Contributors
Wang, Laidong, Tao, Meng, Vasileska, Dragica, et al.
Created Date
2018

Ionic liquids (ILs), or low-temperature liquid salts, are a class of materials with unique and useful properties. Made up entirely of ions, ILs are remarkably tunable and diverse as cations and anions can be mixed and matched to yield desired properties. Because of this, IL/water systems range widely—from homogeneous mixtures to multiphasic systems featuring ionic liquid/liquid interfaces. Even more diversity is added when particles are introduced to these systems, as hard particles or soft-matter microgels interact with both ILs and water in complex ways. This work examines both miscible ionic liquid/water mixture and two-phase, immiscible ionic liquid/water systems. Extensive molecular …

Contributors
Nickerson, Stella Day, Dai, Lenore L, Yu, Hongyu, et al.
Created Date
2016

The instrumentational measurement of seismic motion is important for a wide range of research fields and applications, such as seismology, geology, physics, civil engineering and harsh environment exploration. This report presents series approaches to develop Micro-Electro-Mechanical System (MEMS) enhanced inertial motion sensors including accelerometers, seismometers and inclinometers based on Molecular Electronic Transducers (MET) techniques. Seismometers based on MET technology are attractive for planetary applications due to their high sensitivity, low noise floor, small size, absence of fragile mechanical moving parts and independence on the direction of sensitivity axis. By using MEMS techniques, a micro MET seismometer is developed with inter-electrode …

Contributors
Liang, Mengbing, Yu, Hongyu, Dai, Lenore, et al.
Created Date
2016
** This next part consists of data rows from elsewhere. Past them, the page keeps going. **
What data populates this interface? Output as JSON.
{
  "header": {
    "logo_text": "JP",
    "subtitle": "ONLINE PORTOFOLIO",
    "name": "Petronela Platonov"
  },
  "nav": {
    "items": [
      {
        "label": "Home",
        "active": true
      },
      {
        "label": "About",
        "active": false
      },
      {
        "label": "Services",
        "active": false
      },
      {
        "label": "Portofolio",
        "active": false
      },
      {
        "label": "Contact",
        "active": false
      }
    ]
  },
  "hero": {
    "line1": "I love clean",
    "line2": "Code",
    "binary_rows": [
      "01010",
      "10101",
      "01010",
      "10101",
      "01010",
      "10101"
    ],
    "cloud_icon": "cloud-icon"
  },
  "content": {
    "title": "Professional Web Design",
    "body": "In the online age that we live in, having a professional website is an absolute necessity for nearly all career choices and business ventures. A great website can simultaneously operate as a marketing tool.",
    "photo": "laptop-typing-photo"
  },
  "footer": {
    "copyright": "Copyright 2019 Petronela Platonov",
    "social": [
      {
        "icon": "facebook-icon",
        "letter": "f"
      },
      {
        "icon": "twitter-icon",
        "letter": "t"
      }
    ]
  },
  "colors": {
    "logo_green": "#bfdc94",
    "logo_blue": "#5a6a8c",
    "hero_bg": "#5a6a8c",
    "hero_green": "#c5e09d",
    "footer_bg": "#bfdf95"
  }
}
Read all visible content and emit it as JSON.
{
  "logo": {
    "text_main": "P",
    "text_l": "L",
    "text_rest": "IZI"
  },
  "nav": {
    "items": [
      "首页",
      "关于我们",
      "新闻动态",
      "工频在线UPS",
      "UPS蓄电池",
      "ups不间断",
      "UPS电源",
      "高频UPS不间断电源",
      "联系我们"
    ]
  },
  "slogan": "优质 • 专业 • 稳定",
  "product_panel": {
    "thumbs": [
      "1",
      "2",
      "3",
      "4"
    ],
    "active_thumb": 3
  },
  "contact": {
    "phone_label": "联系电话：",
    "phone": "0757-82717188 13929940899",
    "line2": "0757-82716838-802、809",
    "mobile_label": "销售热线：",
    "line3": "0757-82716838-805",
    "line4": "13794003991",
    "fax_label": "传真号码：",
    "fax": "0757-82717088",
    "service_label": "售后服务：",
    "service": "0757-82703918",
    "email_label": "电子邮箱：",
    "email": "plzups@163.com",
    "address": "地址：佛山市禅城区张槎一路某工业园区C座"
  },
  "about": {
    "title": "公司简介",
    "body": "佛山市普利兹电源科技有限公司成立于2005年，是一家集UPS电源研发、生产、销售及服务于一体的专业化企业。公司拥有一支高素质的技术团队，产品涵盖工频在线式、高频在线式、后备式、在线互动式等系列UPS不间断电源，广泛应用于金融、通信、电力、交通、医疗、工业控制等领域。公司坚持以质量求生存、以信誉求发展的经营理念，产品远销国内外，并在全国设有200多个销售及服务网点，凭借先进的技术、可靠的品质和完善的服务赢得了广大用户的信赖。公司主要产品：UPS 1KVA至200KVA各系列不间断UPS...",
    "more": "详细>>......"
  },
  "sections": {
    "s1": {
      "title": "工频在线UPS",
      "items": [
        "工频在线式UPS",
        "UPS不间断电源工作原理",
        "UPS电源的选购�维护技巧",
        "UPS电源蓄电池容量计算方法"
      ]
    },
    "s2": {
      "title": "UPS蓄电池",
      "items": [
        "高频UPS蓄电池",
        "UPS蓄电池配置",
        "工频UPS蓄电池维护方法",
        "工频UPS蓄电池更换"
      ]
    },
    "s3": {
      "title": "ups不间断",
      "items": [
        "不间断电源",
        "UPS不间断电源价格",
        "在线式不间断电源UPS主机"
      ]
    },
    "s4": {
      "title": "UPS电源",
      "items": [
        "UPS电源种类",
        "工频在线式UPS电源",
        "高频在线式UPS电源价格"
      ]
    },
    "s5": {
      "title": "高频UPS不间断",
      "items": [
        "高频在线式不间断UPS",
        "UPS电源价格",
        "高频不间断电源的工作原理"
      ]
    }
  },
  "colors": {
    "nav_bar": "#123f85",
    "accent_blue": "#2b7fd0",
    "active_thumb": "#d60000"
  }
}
A low temperature amorphous oxide thin film transistor (TFT) and amorphous silicon PIN diode backplane technology for large area flexible digital x-ray detectors has been developed to create 7.9-in. diagonal backplanes. The critical steps in the evolution of the backplane process include the qualification and optimization of the low temperature (200 °C) metal oxide TFT and a-Si PIN photodiode process, the stability of the devices under forward and reverse bias stress, the transfer of the process to flexible plastic substrates, and the fabrication and assembly of the flexible detectors. Mixed oxide semiconductor TFTs on flexible plastic substrates suffer from performance …

Contributors
Marrs, Michael A, Raupp, Gregory B, Allee, David R, et al.
Created Date
2016

Detection of molecular interactions is critical for understanding many biological processes, for detecting disease biomarkers, and for screening drug candidates. Fluorescence-based approach can be problematic, especially when applied to the detection of small molecules. Various label-free techniques, such as surface plasmon resonance technique are sensitive to mass, making it extremely challenging to detect small molecules. In this thesis, novel detection methods for molecular interactions are described. First, a simple detection paradigm based on reflectance interferometry is developed. This method is simple, low cost and can be easily applied for protein array detection. Second, a label-free charge sensitive optical detection (CSOD) …

Contributors
Guan, Yan, Tao, Nongjian, LaBaer, Joshua, et al.
Created Date
2015